The text-decoration-thickness property in CSS sets the stroke thickness of the decoration line that is used on text in an element. The text-decoration-line value needs to be either underline, line-through, or overline to reflect the thickness property.

.text {
  text-decoration-line: underline;
  text-decoration-thickness: 2px;
}

Syntax

auto | from-font | <length> | <percentage>

Values

  • auto: (Default) Allows the browser to specify an appropriate thickness for the text decoration line.
  • from-font: If the first available font has metrics specifying a preferred thickness, it uses that thickness; otherwise it behaves like the auto value.
  • <length>: Any valid length with a unit specifies the thickness of text decoration lines as a fixed length. This replaces any information in the font and the browser default.
  • percentage: Specifies the thickness of text decoration lines as a percentage of 1em in the element’s font.
  • initial: The default setting of the property which is auto.
  • inherit: Adopts the decoration thickness value of the parent.
  • unset: Removes the current thickness from the element.

Demo

Change the value of text-decoration-thickness in the following demo to see how the property affects the text decoration of the element:

It is constant for descendants 

After setting a decoration for an element, all its children will have that decoration too. Now imagine we want to change the thickness of the decoration for one of the children:

p {
  text-decoration-line: underline;
  text-decoration-color: green;
  text-decoration-thickness: 0.2em;
}


p span {
  text-decoration-thickness: 0.1em; /* Doesn't work */
}

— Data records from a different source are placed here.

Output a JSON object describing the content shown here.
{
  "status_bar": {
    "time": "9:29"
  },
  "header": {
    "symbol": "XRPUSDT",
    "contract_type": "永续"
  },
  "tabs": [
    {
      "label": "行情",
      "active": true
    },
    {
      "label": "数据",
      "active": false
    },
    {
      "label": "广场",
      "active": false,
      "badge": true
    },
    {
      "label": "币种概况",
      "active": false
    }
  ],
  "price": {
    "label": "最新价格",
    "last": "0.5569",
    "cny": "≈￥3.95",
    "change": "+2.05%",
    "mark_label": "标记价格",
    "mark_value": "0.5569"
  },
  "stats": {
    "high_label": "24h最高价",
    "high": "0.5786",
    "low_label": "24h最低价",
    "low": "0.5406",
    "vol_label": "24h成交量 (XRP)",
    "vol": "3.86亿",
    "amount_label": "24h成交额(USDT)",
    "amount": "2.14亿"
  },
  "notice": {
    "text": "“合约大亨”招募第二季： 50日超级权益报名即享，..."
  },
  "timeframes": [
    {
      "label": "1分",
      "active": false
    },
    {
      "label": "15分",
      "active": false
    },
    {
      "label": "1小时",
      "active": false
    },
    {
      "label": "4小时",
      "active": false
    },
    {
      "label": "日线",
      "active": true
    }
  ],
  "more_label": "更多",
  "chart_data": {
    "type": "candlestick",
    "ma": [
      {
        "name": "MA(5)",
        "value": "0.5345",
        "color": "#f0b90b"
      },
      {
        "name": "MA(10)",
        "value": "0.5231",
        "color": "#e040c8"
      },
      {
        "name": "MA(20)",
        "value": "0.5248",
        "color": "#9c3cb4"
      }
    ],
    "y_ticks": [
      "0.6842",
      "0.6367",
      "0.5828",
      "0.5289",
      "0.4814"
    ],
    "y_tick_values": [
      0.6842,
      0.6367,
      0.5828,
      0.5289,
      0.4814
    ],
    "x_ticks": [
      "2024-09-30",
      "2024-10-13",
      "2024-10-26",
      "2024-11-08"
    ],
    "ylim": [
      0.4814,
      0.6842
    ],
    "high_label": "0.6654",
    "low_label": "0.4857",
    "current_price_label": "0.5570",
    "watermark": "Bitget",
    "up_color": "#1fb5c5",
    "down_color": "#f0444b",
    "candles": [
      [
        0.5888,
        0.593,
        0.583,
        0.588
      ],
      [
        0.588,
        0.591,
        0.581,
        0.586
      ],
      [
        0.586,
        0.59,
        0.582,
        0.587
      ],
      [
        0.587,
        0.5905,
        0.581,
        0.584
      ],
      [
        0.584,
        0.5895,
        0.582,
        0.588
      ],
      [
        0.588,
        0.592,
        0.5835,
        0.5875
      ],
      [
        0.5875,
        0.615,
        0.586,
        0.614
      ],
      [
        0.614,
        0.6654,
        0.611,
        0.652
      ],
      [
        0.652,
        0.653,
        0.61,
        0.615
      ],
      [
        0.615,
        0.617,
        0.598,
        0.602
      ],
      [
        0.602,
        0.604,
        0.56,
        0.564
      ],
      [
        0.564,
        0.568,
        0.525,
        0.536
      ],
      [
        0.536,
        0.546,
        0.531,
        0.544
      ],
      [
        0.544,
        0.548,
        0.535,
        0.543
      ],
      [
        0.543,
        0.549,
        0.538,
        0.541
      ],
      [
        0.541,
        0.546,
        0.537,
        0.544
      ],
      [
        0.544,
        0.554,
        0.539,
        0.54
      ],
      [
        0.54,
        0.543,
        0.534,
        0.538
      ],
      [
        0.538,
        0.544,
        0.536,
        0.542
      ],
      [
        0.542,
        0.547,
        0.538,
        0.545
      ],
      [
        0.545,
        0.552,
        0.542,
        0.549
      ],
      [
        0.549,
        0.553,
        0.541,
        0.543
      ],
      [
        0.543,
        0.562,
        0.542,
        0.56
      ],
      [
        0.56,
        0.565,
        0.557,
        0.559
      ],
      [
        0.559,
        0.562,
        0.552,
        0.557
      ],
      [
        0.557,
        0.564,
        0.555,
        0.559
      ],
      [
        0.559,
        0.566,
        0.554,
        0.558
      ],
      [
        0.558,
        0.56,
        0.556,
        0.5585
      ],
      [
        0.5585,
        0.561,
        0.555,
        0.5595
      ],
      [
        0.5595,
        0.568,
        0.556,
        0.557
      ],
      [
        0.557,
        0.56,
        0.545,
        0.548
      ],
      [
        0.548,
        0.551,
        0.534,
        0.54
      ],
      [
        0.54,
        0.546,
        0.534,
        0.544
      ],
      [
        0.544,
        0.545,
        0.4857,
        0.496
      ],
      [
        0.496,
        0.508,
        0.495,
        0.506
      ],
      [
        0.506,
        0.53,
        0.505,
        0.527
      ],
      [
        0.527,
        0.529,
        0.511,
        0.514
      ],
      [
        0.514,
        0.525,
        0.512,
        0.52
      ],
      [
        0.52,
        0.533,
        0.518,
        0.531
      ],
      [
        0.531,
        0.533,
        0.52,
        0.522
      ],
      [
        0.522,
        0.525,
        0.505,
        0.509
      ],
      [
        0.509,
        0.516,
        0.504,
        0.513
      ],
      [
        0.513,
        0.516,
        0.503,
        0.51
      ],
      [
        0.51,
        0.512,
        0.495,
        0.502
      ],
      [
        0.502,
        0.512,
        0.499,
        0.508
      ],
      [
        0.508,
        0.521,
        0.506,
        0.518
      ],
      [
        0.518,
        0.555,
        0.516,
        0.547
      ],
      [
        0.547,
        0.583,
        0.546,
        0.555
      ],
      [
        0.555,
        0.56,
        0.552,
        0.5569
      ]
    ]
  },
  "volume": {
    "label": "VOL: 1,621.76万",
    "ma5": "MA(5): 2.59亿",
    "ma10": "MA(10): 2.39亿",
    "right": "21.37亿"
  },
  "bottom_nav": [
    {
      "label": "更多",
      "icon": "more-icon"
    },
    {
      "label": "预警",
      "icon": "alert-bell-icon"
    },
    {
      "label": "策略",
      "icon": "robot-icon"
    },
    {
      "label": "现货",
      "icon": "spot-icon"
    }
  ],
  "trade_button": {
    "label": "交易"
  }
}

This doesn’t work because the decoration thickness specified by ancestor elements cannot be overridden. For this to work, a decoration specificity needs to be set for the element itself:

p {
  text-decoration-line: underline;
  text-decoration-color: green;
  text-decoration-thickness: 0.2em;
}

p span {
  text-decoration-line: underline;
  text-decoration-color: green;
  text-decoration-thickness: 0.1em; /* It works! */
}

Percentage and the cascade

For this property, a length will inherit as a fixed value, and will not scale with the font. On the other hand, a percentage will inherit as a relative value and, therefore, scale with changes in the font as it inherits.

p {
  text-decoration-thickness: 20%;
}


p span {
  font-size: 20px;
  text-decoration-line: underline;
  text-decoration-thickness: inherit; /* = 20% */  
}

The following demo shows the comparison between using em and percentage values in the case of inheritance and, as you can see, on the left side (in which we are using em) the inherited value is a fixed length. That means it doesn’t scale with the change in the font. On the right side, however, the text inherits a relative value (in this case 20%); therefore the thickness scales with the change in the font.

While the current working draft of the specification references percentage values for text-decoration-thickness, actual support is currently limited to Firefox.

Using with text-decoration

The current working draft of the CSS Text Decoration Module Level 4 specification includes text-decoration-thickness as a value in the text-decoration shorthand property.

.link {
  text-decoration: underline solid green 1px;
}


/* The longhand equivalent */
.link { 
  text-decoration-line: underline;
  text-decoration-style: solid;
  text-decoration-color: green,
  text-decoration-thickness: 1px;
}

While text-decoration is well supported, support for the inclusion of text-decoration-thickness is currently limited to Firefox.

Browser support

FeatureIEEdgeFirefoxChromeSafariOpera
PropertyNoNo70No12.1No
PercentagesNoNo76NoNoNo
ShorthandNoNo70NoNoNo
FeatureAndroid ChromeAndroid FirefoxAndroid BrowseriOS SafariOpera Mini
PropertyNoNoNo12.2No
PercentagesNoNoNoNoNo
ShorthandNoNoNoNoNo
Source: caniuse

Notes